The corruption of Gatsby's dream by adopting materialism as its means and love, beauty and youth as its goal is due to the corruption of the American Dream. Another example of the corrupt American Dream is the automobile, a classic symbol of material wealth in America at that time. Gatsby owns a remarkable automobile whose appearance is envied by many.

  1. Fairleigh Dickinson University Press, 1974 p.
  2. One thing never changes about the American Dream which is everyone desires something in life and everyone somehow strives to get it. Fairleigh Dickinson University Press, 1974 p.
  3. However, the American Dream can be interpreted in many different ways. Ironically, though, the morals of the two different classes are exact opposites.
  4. Confused by these conflicting aims and goals, the vulnerable Gatsby is easily betrayed and destroyed.

It is, however, Gatsby's car that kills Myrtle Wilson when Daisy runs her over. This indirectly leads to Gatsby's own death and portrays Fitzgerald's theme that basing the Dream on materialism alone is undoubtedly destructive.

  • Scott Fitzgerald constructs characters that embody the selfishness, confusion, and constant search for satisfaction that were all too prevalent during the Jazz Age;
  • The American dream, which can be defined as the ideal desire for happiness, seemed to be the greatest form of achievement that any citizen could attain.

Fitzgerald presents clearly that a life based on materialism alone is a corruption rather than a fulfillment of the American Dream. Gatsby's destruction shows that those who try to maintain a lifestyle based purely on materialistic values are doomed by their self-delusion. Thus, by analyzing Fitzgerald's presentation, Gatsby's dream, the novel suggests, is also that of America, with its emphasis on the inherent goodness within nature, on healthy living, youth, vitality, romance, a dream of the East which has been dreamed up in the West.

In this sense the novel becomes various things, an exploration of the American Dream, or perhaps a savage criticism of that dream.

The Withering of the American Dream in the Great Gatsby Essay

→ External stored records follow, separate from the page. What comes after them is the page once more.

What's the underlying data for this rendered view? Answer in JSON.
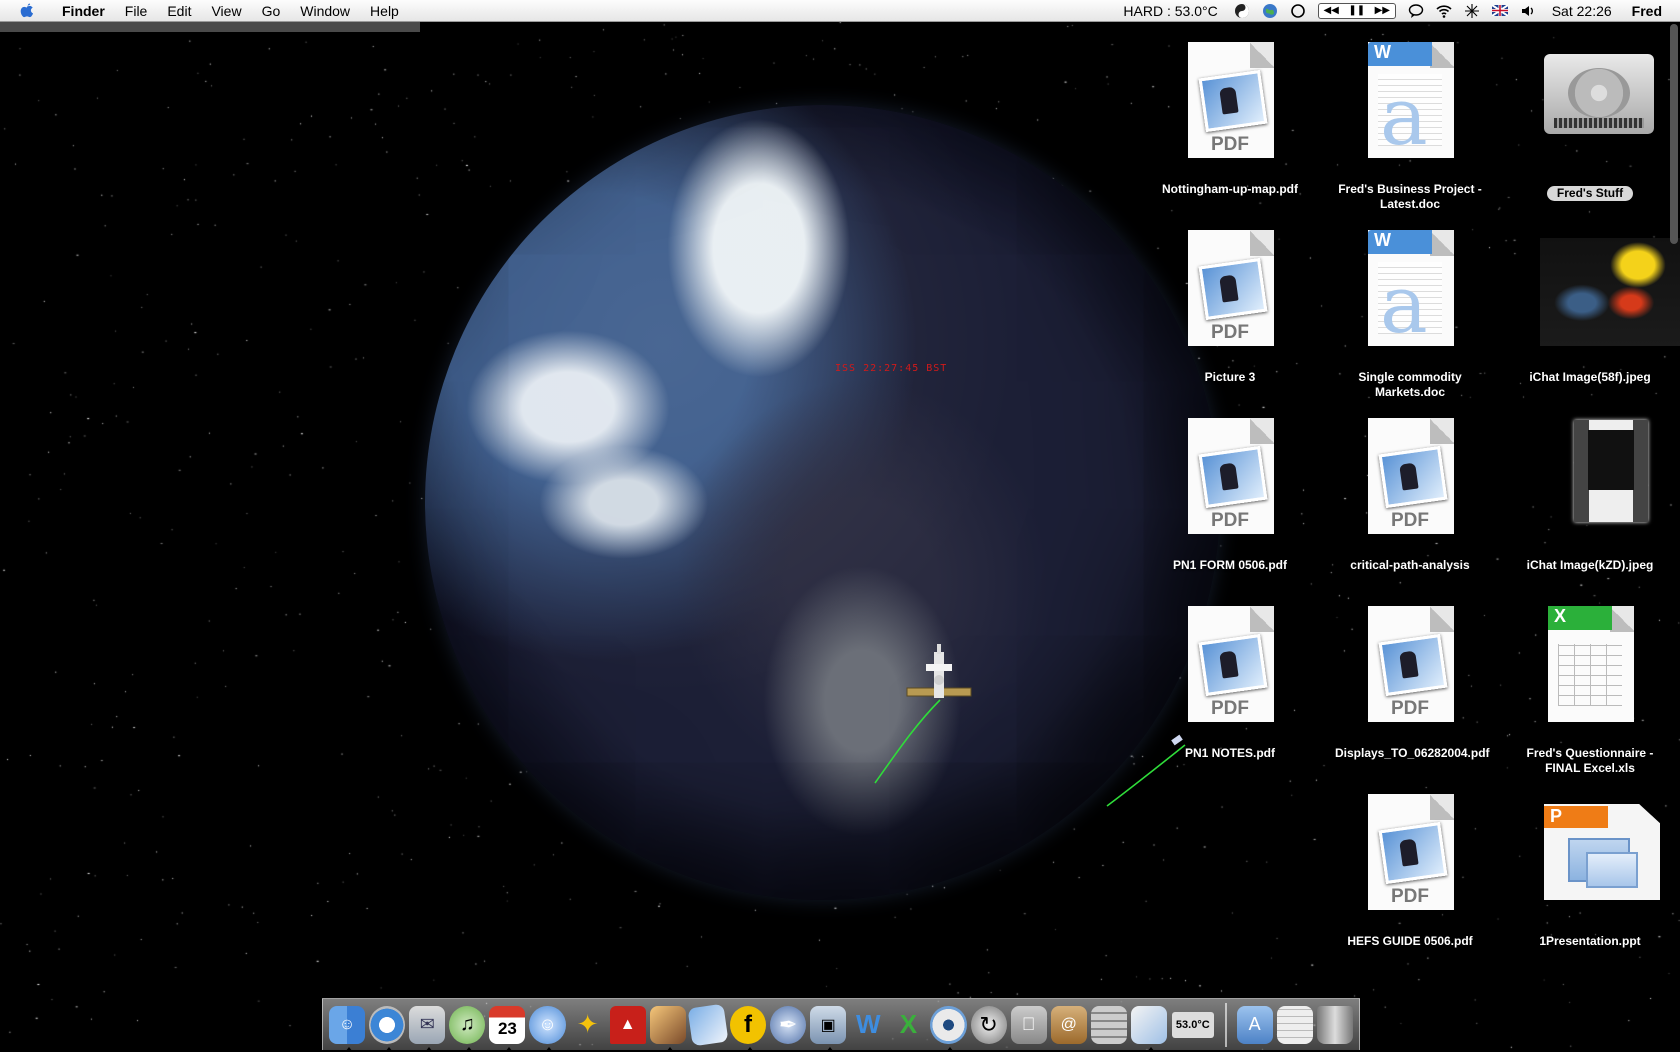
{
  "menubar": {
    "app_name": "Finder",
    "menus": [
      "File",
      "Edit",
      "View",
      "Go",
      "Window",
      "Help"
    ],
    "status_hard": "HARD :  53.0°C",
    "clock": "Sat 22:26",
    "user": "Fred"
  },
  "globe": {
    "clock_label": "ISS 22:27:45 BST"
  },
  "desktop_icons": [
    {
      "label": "Nottingham-up-map.pdf",
      "kind": "pdf"
    },
    {
      "label": "Fred's Business Project - Latest.doc",
      "kind": "doc"
    },
    {
      "label": "Fred's Stuff",
      "kind": "hdd"
    },
    {
      "label": "Picture 3",
      "kind": "pdf"
    },
    {
      "label": "Single commodity Markets.doc",
      "kind": "doc"
    },
    {
      "label": "iChat Image(58f).jpeg",
      "kind": "photo"
    },
    {
      "label": "PN1 FORM 0506.pdf",
      "kind": "pdf"
    },
    {
      "label": "critical-path-analysis",
      "kind": "pdf"
    },
    {
      "label": "iChat Image(kZD).jpeg",
      "kind": "photo2"
    },
    {
      "label": "PN1 NOTES.pdf",
      "kind": "pdf"
    },
    {
      "label": "Displays_TO_06282004.pdf",
      "kind": "pdf"
    },
    {
      "label": "Fred's Questionnaire -FINAL Excel.xls",
      "kind": "xls"
    },
    {
      "label": "HEFS GUIDE 0506.pdf",
      "kind": "pdf"
    },
    {
      "label": "1Presentation.ppt",
      "kind": "ppt"
    }
  ],
  "icon_text": {
    "pdf": "PDF",
    "word": "W",
    "excel": "X",
    "ppt": "P"
  },
  "dock": {
    "calendar_day": "23",
    "temp_widget": "53.0°C",
    "items": [
      "finder-icon",
      "safari-icon",
      "mail-icon",
      "itunes-icon",
      "ical-icon",
      "ichat-icon",
      "fire-icon",
      "iphoto-icon",
      "address-icon",
      "firefox-icon",
      "quill-icon",
      "preview-icon",
      "word-icon",
      "excel-icon",
      "lifesaver-icon",
      "sync-icon",
      "apple-icon",
      "address-book-icon",
      "calculator-icon",
      "pdf-viewer-icon",
      "temp-icon"
    ]
  }
}
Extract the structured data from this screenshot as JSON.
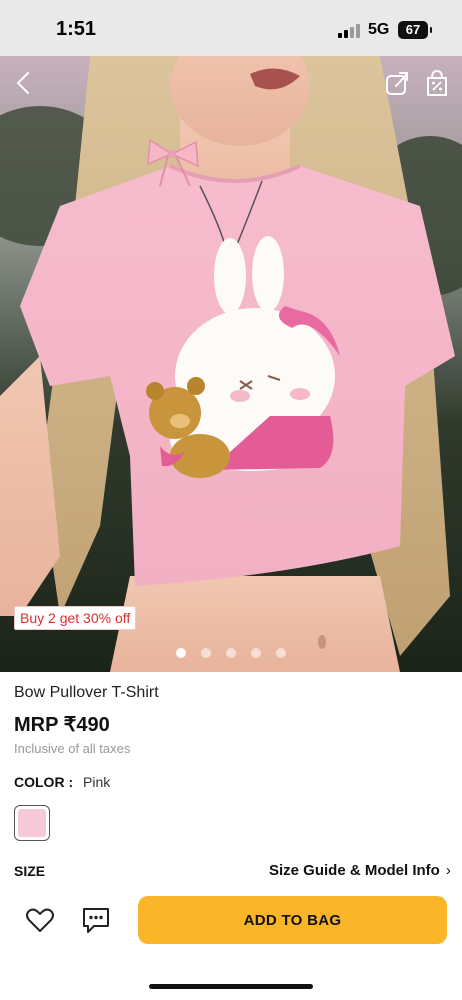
{
  "status_bar": {
    "time": "1:51",
    "network": "5G",
    "battery": "67"
  },
  "product": {
    "promo_badge": "Buy 2 get 30% off",
    "title": "Bow Pullover T-Shirt",
    "price": "MRP ₹490",
    "tax_note": "Inclusive of all taxes",
    "carousel": {
      "total": 5,
      "active_index": 0
    },
    "color": {
      "label": "COLOR :",
      "value": "Pink",
      "swatch_hex": "#f6c9d6"
    },
    "size": {
      "label": "SIZE",
      "guide_link": "Size Guide & Model Info"
    }
  },
  "actions": {
    "add_to_bag": "ADD TO BAG"
  },
  "icons": {
    "back": "back-arrow-icon",
    "share": "share-icon",
    "bag": "shopping-bag-icon",
    "wishlist": "heart-icon",
    "chat": "chat-icon",
    "chevron": "chevron-right-icon"
  },
  "colors": {
    "accent": "#fbb528",
    "promo_text": "#d9302c",
    "shirt_pink": "#f4b6c8"
  }
}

Gatsby, lured on by Daisy, who is no more than a symbol for him, pursues the Green Light, the dream of progress and material possessions, and is eventually destroyed. Gatsby's personal dream symbolizes the larger American Dream where all have the opportunity to get what they want.

For Gatsby, his American Deam is not material possessions in fact, although it may seem that way. He only comes into riches so that he can fulfill his true American Dream, Daisy. Gatsby does not rest until his American Dream is finally fulfilled. However, it never comes about and he ends up paying the ultimate price for it. In the Great Gatsby, the idea of the American Dream still holds true.

One thing never changes about the American Dream which is everyone desires something in life and everyone somehow strives to get it. Gatsby is a prime example of pursuing the American Dream.